Halfway through his much-awaited speech late at night, anticipation turned into anger among protesters camped inTahrir Square who began taking off their shoes and waving them in the air.

Immediately after Mubarak’s speech, Suleiman called on the protesters to “go home” and asked Egyptians to “unite and look to the future.”

Union workers have joined the protests over the past few days, effectively crippling transportation and several industries, and dealing a sharper blow to Mubarak’s embattled regime.

 

Pamela Geller Watch: The blogger who still loves Mubarak

Posted in Loon Blogs with tags , , , , , , , , , on January 29, 2011 by loonwatch

The blogger who still loves Mubarak

(Salon.com)

While some conservatives fancifully imagine that George W. Bush’s foreign policy misadventures led to these demonstrations in the Arab world, and while others acknowledge that Mubarak is awful but the rest of those Muslims are even worse, one prominent conservative blogger is openly rooting for the repressive Mubarak regime to survive: Pamela “Atlas Shrugs” Geller.

Last night, a classic Geller headline: “GOOD NEWS: EGYPT ARRESTS MUSLIM BROTHERHOOD LEADERS.”

In other words, members of the opposition were swept up and jailed in preparation for a day of demonstrations against the authoritatian government. And this opposition group was not even involved in the initial protests, though they joined in the ongoing demonstrations that began on Friday. “It’s a good preventative measure no matter who wins this power struggle,” Geller wrote.

But as the world became transfixed by the images out of Egypt today, Geller worried that Barack Obama might abandon our wonderful ally, Hosni Mubarak.

Mubarak has been a US ally for decades. We send three billion dollars a year to Egypt. And Egypt made a peace deal with Israel.

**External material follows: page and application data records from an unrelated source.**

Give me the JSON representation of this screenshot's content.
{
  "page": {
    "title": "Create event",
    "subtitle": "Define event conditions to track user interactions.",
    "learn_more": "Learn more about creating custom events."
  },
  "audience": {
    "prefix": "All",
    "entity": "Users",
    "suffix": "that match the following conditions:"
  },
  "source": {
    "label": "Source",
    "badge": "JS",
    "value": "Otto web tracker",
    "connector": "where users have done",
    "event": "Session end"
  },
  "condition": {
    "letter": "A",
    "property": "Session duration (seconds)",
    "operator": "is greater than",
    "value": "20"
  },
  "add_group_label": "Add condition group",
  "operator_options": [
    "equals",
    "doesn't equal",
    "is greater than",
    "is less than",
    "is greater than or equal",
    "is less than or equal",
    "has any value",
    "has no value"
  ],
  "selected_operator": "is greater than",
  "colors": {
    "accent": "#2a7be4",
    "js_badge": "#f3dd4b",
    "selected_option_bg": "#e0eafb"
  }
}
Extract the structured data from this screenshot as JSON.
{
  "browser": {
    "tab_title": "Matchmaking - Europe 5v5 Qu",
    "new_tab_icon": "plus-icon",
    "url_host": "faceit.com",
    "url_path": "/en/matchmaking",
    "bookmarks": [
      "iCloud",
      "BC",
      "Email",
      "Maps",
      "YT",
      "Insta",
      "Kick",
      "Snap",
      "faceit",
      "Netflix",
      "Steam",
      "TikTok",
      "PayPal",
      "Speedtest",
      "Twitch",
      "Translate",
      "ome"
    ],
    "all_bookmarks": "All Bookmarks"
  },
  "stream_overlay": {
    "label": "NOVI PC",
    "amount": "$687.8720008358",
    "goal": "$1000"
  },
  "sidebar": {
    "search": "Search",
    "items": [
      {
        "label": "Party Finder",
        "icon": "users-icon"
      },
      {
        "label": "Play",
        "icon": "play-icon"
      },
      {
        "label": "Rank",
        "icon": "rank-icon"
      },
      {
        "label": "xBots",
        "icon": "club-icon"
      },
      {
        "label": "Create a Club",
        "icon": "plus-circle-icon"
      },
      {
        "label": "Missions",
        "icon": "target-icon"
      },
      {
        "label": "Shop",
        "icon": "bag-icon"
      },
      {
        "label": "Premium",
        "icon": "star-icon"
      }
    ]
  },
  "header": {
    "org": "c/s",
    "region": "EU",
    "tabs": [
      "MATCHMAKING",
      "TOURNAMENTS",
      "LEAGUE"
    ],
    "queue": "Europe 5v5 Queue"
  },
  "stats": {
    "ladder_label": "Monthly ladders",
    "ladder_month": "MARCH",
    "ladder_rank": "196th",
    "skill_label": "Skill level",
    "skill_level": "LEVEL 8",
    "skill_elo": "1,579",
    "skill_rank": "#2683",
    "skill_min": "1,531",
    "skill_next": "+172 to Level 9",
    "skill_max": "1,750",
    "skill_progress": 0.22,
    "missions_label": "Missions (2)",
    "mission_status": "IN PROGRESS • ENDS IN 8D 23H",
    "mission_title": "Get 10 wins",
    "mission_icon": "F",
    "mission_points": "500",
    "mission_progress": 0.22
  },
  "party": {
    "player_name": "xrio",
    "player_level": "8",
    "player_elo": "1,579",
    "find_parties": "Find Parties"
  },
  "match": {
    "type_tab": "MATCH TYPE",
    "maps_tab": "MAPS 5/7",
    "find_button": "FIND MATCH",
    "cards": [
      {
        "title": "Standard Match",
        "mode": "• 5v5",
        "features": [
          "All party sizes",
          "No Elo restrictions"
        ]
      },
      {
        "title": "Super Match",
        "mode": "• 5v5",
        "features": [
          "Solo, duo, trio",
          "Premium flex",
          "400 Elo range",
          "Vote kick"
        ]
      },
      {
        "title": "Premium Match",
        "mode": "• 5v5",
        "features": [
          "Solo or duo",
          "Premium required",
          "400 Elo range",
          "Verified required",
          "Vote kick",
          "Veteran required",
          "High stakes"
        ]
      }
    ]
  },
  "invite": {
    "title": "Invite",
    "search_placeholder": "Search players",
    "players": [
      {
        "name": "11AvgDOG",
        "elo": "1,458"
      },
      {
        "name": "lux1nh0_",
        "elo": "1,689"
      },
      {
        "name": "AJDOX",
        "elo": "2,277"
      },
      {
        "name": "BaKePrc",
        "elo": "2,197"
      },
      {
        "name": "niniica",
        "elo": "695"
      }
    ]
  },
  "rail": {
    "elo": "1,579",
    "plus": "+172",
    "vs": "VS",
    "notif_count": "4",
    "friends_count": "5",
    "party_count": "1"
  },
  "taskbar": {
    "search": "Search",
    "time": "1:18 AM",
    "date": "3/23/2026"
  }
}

But knowing Obama, he will throw another ally under the bus.

Geller continued to demonstrate the limits of her simplistic, binary understanding of the world. “I am all for political freedom,” she wrote, except that she prefers Mubarak to, uh, political freedom.